_What the task requires_: The listing below is to be given again in full and word for word, without its images.

_Extracted entries_:
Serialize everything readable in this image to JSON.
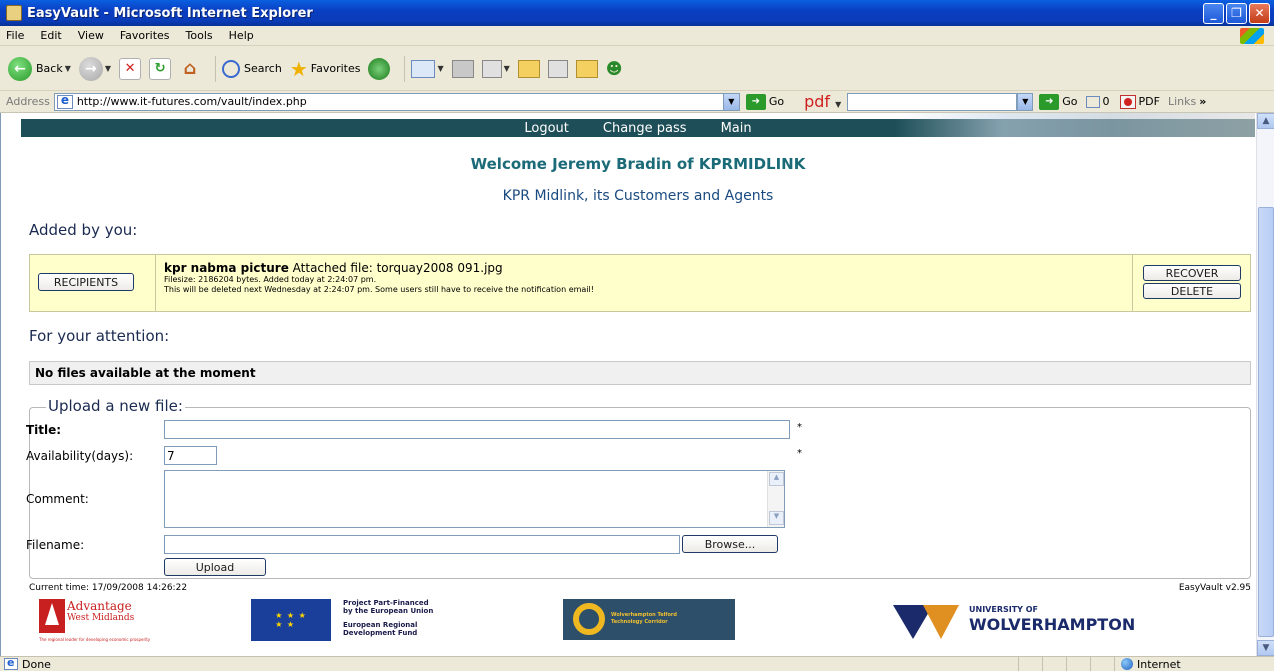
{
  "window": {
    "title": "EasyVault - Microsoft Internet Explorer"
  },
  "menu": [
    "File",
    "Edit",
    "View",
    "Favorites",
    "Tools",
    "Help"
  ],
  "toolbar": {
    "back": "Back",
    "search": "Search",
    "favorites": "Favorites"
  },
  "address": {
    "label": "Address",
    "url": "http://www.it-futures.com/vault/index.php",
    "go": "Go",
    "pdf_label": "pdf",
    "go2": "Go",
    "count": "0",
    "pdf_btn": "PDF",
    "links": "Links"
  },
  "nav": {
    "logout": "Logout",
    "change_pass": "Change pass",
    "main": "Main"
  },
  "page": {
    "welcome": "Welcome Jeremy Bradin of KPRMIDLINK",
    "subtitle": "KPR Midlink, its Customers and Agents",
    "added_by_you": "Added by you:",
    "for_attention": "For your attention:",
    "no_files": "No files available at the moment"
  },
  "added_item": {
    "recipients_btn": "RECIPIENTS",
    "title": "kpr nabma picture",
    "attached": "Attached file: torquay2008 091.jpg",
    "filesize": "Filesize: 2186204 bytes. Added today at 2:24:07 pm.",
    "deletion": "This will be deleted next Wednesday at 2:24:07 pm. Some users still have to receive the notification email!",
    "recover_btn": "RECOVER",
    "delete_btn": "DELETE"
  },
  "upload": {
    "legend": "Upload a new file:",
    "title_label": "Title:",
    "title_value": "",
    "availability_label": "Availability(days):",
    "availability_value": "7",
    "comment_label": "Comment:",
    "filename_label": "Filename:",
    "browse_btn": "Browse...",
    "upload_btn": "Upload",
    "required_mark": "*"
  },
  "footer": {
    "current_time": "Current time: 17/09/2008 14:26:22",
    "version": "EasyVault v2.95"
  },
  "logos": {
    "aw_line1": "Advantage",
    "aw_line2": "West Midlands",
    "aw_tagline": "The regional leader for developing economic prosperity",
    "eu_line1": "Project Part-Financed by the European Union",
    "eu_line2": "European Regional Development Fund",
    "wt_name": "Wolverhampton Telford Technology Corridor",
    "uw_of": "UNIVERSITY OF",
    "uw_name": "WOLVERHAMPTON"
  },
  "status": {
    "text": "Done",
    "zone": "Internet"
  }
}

_Your solution_:
Serialize everything readable in this image to JSON.
{
  "window": {
    "title": "EasyVault - Microsoft Internet Explorer"
  },
  "menu": [
    "File",
    "Edit",
    "View",
    "Favorites",
    "Tools",
    "Help"
  ],
  "toolbar": {
    "back": "Back",
    "search": "Search",
    "favorites": "Favorites"
  },
  "address": {
    "label": "Address",
    "url": "http://www.it-futures.com/vault/index.php",
    "go": "Go",
    "pdf_label": "pdf",
    "go2": "Go",
    "count": "0",
    "pdf_btn": "PDF",
    "links": "Links"
  },
  "nav": {
    "logout": "Logout",
    "change_pass": "Change pass",
    "main": "Main"
  },
  "page": {
    "welcome": "Welcome Jeremy Bradin of KPRMIDLINK",
    "subtitle": "KPR Midlink, its Customers and Agents",
    "added_by_you": "Added by you:",
    "for_attention": "For your attention:",
    "no_files": "No files available at the moment"
  },
  "added_item": {
    "recipients_btn": "RECIPIENTS",
    "title": "kpr nabma picture",
    "attached": "Attached file: torquay2008 091.jpg",
    "filesize": "Filesize: 2186204 bytes. Added today at 2:24:07 pm.",
    "deletion": "This will be deleted next Wednesday at 2:24:07 pm. Some users still have to receive the notification email!",
    "recover_btn": "RECOVER",
    "delete_btn": "DELETE"
  },
  "upload": {
    "legend": "Upload a new file:",
    "title_label": "Title:",
    "title_value": "",
    "availability_label": "Availability(days):",
    "availability_value": "7",
    "comment_label": "Comment:",
    "filename_label": "Filename:",
    "browse_btn": "Browse...",
    "upload_btn": "Upload",
    "required_mark": "*"
  },
  "footer": {
    "current_time": "Current time: 17/09/2008 14:26:22",
    "version": "EasyVault v2.95"
  },
  "logos": {
    "aw_line1": "Advantage",
    "aw_line2": "West Midlands",
    "aw_tagline": "The regional leader for developing economic prosperity",
    "eu_line1": "Project Part-Financed by the European Union",
    "eu_line2": "European Regional Development Fund",
    "wt_name": "Wolverhampton Telford Technology Corridor",
    "uw_of": "UNIVERSITY OF",
    "uw_name": "WOLVERHAMPTON"
  },
  "status": {
    "text": "Done",
    "zone": "Internet"
  }
}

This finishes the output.